George D. Wenick, Assistant Counsel, with him, Robert H. Raymond, Jr., Assistant Chief Counsel, Spencer A. Manthorpe, Chief Counsel, and Jay C. Waldman, General Counsel, for petitioner/respondent, Department of Transportation.
Robert N. Peirce, for respondent/petitioner, Anjo Construction Company, Inc.
Judges Rogers, Craig and Palladino, sitting as a panel of three. Opinion by Judge Rogers.
[ 87 Pa. Commw. Page 311]
Each Anjo Construction Company, Incorporated (Anjo) and the Commonwealth Department of Transportation (DOT) has appealed from an order of the Board of Claims directing DOT to pay Anjo the sum of $25,537.00, plus interest, for material used by Anjo in making repairs to a state-owned road.
The Board of Claims made the following findings of fact which economically state the case:
(3) On the basis of a bid it submitted, Anjo and PennDOT entered into a written contract dated April 13, 1977 for slabjacking and concrete patching to repair L.R. 1016-72-641-1023 . . . in Allegheny and Beaver Counties.
[ 87 Pa. Commw. Page 312]
(4) Slabjacking is a procedure for raising slabs of pavement which have settled by drilling holes in them and injecting the holes with a mixture of cement concrete, sand and expansive admixture.
(5) The contract, which by its terms incorporated Form 408 specifications (1976) and Form 409 (1973), has three items in its schedule of prices which relate to the slabjacking portion of the repair project:
Item Number Quantity Item Price Amount
681-002 581 Holes drilled $30.00 $17,430.00
681-0025 581 Bags Cement $30.00 $17,430.00
681-0050 195 Ounces Expansive $10.00 $1,950.00
(6) Under the terms of the contract, PennDOT agreed to pay the unit prices for each and every item set forth in the contract as compensation for the furnishing of all materials, work and labor required to complete the whole of the work to be done under the agreement.
(7) The contract contained an estimate for the quantity of admixture based on the mistaken assumption that one ounce [of admixture] would be sufficient for every three bags of cement concrete.
(8) Under the specifications, the final mix design setting for the proportion of admixture to cement concrete in the injected material was not determined until after the contract was awarded.
(9) Pursuant to § 681.3 of Form 408, Anjo submitted for approval, a slabjacking mix design.
[ 87 Pa. Commw. Page 313]
(10) On June 20, 1977, a report of the Pittsburgh Testing Laboratory relating to the concrete mix design which set forth the required amount of admixture for the slabjacking operation calling for interplast (4%) 3.8 pounds or 60.8 ounces per bag of grout was delivered to [PennDOT] and approved by the Assistant Construction Engineer, Materials Engineer and District Engineer of PennDOT.

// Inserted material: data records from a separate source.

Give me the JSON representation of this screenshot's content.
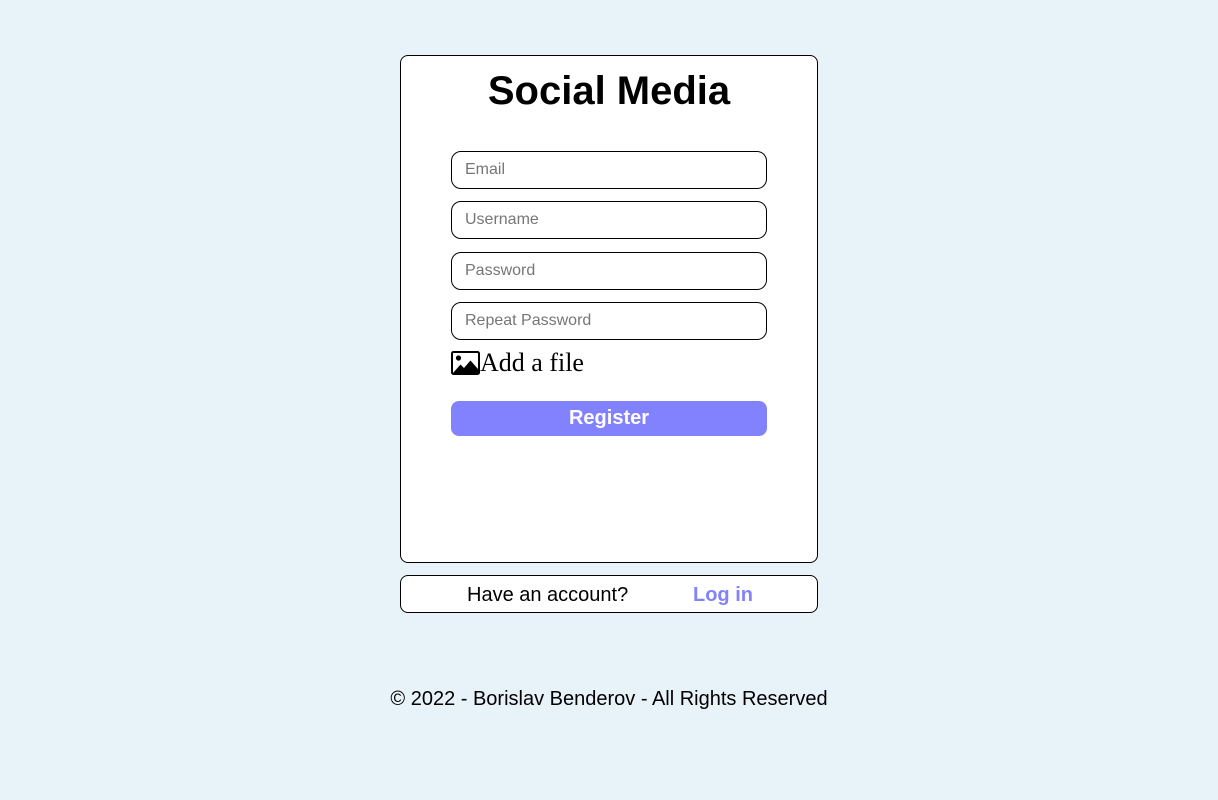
{
  "app": {
    "title": "Social Media"
  },
  "form": {
    "email_placeholder": "Email",
    "username_placeholder": "Username",
    "password_placeholder": "Password",
    "repeat_password_placeholder": "Repeat Password",
    "file_label": "Add a file",
    "file_icon": "image-icon",
    "register_label": "Register"
  },
  "login": {
    "prompt": "Have an account?",
    "link_label": "Log in"
  },
  "footer": {
    "text": "© 2022 - Borislav Benderov - All Rights Reserved"
  },
  "colors": {
    "background": "#e8f3f9",
    "accent": "#8282ff",
    "card": "#ffffff"
  }
}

(11) The design was prepared in accordance with the provisions of Section 681.3 of the 1976 Form 408 Specifications calling for 60.8 ounces of expansive admixture per bag of cement.
(12) Subsequently, Anjo began the slabjacking portion of the work and had drilled 18 holes, placed 42 bags of cement and furnished 2,553.6 ounces of admixture as of June 24, 1977.
(14) As a consequence of the mix design tested by the Pittsburgh Testing Laboratory and approved in the presence of PennDOT representatives, 35,324.8 ounces of expansive admixture were necessary for completion of the work pursuant to the contract.
(15) On June 24, 1977 PennDOT, believing that the unit price of $10.00 per ounce of expansive admixture was too high and having unsuccessfully negotiated with Anjo to reduce the unit price, ordered Anjo to cease ...